ABOUT THIS EXERCISE:
For each line of the data below, copy it if it holds the word "snap".
MATERIAL SHOWN section start
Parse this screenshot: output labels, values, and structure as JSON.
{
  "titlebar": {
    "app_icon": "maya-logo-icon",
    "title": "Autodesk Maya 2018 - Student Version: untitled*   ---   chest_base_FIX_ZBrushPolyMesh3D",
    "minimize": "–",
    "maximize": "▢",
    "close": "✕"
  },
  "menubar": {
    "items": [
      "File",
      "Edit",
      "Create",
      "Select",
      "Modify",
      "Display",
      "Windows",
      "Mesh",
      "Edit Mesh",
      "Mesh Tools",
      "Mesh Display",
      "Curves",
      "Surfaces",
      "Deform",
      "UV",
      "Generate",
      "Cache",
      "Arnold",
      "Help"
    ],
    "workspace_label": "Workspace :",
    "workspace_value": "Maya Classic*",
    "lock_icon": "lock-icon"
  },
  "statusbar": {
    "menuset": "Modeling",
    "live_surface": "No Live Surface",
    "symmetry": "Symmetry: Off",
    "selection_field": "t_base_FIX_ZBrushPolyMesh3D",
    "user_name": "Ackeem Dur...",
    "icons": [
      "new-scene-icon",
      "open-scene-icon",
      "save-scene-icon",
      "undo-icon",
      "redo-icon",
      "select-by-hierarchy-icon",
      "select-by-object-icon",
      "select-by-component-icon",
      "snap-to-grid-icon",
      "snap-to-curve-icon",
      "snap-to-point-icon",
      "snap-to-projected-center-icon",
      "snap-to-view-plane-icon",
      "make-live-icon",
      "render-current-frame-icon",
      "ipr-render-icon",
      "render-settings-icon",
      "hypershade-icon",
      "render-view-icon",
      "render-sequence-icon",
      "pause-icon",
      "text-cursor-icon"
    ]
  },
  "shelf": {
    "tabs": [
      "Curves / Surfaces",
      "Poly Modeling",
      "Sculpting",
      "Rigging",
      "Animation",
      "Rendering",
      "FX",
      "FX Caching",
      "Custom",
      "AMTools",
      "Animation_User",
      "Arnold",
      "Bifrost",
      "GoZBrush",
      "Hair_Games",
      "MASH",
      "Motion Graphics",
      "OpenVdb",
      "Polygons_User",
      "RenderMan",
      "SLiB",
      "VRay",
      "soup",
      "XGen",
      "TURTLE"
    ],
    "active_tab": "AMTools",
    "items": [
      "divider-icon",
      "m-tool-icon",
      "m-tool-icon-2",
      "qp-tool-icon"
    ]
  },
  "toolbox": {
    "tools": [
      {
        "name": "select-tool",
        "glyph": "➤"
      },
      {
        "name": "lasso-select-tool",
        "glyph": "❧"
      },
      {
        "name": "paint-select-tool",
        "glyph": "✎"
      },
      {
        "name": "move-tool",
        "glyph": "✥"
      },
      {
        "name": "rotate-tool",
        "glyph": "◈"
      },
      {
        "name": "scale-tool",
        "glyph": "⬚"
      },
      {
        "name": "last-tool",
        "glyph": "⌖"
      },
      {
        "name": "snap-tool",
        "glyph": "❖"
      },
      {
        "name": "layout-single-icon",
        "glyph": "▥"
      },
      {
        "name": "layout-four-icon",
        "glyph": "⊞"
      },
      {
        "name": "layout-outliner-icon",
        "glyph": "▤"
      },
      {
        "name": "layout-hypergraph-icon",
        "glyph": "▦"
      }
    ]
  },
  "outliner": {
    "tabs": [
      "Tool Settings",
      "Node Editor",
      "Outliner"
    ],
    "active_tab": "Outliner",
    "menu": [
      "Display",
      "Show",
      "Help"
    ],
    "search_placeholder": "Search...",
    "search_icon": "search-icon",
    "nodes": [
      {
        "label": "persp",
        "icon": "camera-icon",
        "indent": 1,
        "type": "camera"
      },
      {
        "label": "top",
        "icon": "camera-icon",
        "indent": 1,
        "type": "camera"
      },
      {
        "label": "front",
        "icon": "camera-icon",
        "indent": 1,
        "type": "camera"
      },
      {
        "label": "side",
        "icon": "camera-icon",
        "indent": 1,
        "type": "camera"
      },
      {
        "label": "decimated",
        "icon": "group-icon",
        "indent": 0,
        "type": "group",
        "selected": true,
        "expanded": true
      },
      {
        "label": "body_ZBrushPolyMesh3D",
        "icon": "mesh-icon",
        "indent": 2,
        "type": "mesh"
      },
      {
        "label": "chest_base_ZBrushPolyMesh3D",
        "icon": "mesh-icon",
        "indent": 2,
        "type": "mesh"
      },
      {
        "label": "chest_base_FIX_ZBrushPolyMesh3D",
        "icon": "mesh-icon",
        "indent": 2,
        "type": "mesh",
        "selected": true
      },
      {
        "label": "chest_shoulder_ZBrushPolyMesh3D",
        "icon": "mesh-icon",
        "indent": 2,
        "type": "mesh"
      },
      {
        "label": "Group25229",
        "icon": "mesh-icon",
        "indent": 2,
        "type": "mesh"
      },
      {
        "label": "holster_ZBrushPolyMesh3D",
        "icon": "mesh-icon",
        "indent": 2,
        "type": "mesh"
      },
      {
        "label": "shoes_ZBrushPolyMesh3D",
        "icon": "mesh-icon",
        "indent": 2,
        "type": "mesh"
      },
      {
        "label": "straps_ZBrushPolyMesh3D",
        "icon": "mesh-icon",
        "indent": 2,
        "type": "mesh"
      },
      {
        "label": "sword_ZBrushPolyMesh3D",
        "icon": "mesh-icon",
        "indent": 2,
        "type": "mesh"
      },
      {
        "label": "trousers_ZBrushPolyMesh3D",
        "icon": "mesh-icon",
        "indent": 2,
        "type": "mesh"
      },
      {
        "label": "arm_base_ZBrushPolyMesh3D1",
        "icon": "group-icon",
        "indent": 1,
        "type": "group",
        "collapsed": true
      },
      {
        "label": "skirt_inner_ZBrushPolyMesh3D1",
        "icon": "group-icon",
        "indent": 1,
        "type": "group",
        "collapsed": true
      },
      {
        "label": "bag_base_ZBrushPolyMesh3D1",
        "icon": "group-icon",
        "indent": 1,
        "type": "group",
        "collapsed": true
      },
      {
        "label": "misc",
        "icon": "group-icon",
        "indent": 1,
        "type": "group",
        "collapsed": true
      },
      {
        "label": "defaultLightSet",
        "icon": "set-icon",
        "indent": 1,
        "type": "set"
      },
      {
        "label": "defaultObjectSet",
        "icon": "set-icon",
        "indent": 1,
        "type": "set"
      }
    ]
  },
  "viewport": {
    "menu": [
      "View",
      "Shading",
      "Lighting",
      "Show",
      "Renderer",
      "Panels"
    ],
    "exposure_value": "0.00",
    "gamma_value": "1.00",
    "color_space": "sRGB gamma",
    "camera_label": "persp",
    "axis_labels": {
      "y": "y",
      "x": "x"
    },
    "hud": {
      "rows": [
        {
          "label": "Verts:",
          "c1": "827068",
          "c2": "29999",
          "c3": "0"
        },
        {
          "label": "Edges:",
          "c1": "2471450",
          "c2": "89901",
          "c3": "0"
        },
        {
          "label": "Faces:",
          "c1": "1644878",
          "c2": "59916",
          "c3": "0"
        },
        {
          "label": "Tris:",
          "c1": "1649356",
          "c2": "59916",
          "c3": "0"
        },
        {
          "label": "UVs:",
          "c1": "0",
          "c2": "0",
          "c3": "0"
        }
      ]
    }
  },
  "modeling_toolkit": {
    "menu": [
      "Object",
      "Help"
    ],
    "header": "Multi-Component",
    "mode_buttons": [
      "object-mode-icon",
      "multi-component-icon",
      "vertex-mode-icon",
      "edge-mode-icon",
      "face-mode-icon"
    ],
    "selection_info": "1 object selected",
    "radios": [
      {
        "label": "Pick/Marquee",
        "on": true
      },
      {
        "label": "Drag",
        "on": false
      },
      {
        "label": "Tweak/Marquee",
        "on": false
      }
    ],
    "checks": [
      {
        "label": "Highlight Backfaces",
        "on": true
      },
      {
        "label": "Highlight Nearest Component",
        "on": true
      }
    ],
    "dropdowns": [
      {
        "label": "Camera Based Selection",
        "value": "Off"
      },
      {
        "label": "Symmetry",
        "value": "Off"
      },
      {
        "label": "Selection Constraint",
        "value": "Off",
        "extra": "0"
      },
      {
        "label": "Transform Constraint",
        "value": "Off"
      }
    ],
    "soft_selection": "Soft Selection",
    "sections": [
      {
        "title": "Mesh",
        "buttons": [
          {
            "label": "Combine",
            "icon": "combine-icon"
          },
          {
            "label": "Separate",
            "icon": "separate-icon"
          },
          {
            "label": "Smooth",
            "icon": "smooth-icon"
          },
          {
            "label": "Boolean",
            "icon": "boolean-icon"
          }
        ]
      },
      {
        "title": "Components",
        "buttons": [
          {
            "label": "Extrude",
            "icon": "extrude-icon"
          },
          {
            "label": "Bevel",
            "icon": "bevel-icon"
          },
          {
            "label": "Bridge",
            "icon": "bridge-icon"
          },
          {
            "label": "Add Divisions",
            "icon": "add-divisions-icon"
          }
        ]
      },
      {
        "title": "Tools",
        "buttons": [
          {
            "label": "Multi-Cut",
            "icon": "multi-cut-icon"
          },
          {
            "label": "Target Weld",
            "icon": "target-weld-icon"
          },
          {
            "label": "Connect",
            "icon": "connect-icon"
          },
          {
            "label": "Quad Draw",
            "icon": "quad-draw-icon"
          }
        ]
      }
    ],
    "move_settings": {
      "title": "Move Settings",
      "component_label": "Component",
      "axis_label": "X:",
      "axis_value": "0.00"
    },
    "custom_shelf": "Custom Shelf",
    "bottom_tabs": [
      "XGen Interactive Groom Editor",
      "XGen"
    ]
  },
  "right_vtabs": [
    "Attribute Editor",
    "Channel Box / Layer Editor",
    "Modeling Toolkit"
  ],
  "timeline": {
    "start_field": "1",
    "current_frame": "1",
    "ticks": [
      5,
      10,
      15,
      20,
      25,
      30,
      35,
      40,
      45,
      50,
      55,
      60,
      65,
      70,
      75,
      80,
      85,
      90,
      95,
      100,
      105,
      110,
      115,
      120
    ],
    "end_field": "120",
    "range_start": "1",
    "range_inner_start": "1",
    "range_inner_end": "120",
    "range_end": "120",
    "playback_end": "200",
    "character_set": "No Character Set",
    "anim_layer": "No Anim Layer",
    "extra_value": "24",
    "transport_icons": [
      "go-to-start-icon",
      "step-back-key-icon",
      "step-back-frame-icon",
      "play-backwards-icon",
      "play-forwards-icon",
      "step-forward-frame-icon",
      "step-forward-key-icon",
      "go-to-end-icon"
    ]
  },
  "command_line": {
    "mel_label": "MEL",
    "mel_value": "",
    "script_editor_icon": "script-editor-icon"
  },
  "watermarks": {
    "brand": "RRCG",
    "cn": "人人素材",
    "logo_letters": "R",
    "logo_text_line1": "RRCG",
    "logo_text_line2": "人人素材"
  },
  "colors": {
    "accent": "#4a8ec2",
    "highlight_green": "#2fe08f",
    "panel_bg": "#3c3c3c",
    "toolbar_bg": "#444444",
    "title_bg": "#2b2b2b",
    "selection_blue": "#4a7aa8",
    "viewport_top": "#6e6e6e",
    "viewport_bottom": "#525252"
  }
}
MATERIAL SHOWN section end
THE COMPLETED TASK:
      "snap-to-grid-icon",
      "snap-to-curve-icon",
      "snap-to-point-icon",
      "snap-to-projected-center-icon",
      "snap-to-view-plane-icon",
        "name": "snap-tool",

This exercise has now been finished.